Review - The Ministry of Ungentlemanly Warfare


This terrific book is the fascinating true story of a secret British organisation created at the outbreak of WWII with the express intention of disrupting Hitler's war machine through acts of sabotage and guerilla warfare. Although backed by Winston Churchill, the proposed activities of the group (whose nickname gives this book its name) were seen as very much against the "values" of the British army and had to prove their worth through staggering acts of invention and courage (including the improbable mission to assassinate Reinhard Heydrich, profiled in Laurence Binet's brilliantly inventive novel HHhH).

Cecil Clarke, an eccentric caravan engineer turned weapons specialist, is just one of the book's many unlikely heroes. He's pictured here with his limpet mine, a technically brilliant invention that sunk countless enemy ships and yet was constructed using only a washing-up bowl, an aniseed ball and a condom.

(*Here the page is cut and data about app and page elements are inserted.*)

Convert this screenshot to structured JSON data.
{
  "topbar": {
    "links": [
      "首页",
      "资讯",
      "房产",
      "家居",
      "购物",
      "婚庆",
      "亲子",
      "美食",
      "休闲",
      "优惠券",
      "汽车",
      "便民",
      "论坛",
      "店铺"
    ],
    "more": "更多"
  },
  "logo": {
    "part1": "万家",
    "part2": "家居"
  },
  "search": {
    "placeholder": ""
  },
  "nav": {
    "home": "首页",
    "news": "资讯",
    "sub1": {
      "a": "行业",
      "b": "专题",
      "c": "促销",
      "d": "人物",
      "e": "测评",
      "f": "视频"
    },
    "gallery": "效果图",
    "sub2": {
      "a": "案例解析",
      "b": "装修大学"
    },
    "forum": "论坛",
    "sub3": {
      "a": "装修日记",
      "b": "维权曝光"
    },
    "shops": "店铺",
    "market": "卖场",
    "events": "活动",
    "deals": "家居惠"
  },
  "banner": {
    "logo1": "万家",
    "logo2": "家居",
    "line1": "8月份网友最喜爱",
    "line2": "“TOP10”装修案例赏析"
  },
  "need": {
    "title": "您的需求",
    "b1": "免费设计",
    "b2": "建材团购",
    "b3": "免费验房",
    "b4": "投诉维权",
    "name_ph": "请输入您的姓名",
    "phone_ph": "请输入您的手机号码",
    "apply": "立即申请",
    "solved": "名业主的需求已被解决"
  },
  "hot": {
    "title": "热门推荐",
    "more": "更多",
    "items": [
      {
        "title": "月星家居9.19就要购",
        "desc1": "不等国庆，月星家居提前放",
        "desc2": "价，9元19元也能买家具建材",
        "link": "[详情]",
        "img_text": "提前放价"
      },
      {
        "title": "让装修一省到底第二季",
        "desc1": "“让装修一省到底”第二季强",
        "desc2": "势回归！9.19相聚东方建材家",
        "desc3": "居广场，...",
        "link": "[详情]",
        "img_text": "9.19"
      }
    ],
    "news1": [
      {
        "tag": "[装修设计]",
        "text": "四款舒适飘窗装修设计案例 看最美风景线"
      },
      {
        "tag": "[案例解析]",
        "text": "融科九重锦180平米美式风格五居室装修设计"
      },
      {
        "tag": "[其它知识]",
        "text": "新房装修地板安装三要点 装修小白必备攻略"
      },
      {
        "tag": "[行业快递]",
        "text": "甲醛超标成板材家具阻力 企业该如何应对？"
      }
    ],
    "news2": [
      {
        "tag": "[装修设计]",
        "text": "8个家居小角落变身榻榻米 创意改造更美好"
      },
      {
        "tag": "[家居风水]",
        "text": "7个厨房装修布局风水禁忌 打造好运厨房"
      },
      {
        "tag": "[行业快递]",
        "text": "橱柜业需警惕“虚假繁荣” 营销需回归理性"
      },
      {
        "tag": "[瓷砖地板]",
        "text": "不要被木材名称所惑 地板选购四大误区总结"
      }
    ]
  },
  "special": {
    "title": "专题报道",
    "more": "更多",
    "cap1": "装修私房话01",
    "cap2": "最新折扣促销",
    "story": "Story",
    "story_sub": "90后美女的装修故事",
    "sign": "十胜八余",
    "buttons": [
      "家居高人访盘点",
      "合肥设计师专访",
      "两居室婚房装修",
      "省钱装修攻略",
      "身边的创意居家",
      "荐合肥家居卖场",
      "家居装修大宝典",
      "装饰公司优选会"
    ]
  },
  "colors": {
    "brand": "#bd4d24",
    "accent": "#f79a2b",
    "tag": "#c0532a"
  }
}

What Giles Milton does brilliantly in this book is focus on a set of (very individual) real characters as a way into the story, allowing a compelling (and dare I say, novelistic) perspective to this already over-analysed segment of history. History buffs will appreciate the fresh research and insight, and those only lightly-versed in WWII literature will be riveted to the page by these tales of derring-do and invention.

If this sounds like your cup of tea, I would also recommend some other character-driven narrative histories of WWII: Nicholas Rankin's Churchill's Wizards, Norman Ohler's Blitzed and Antony Beevor's The Second World War.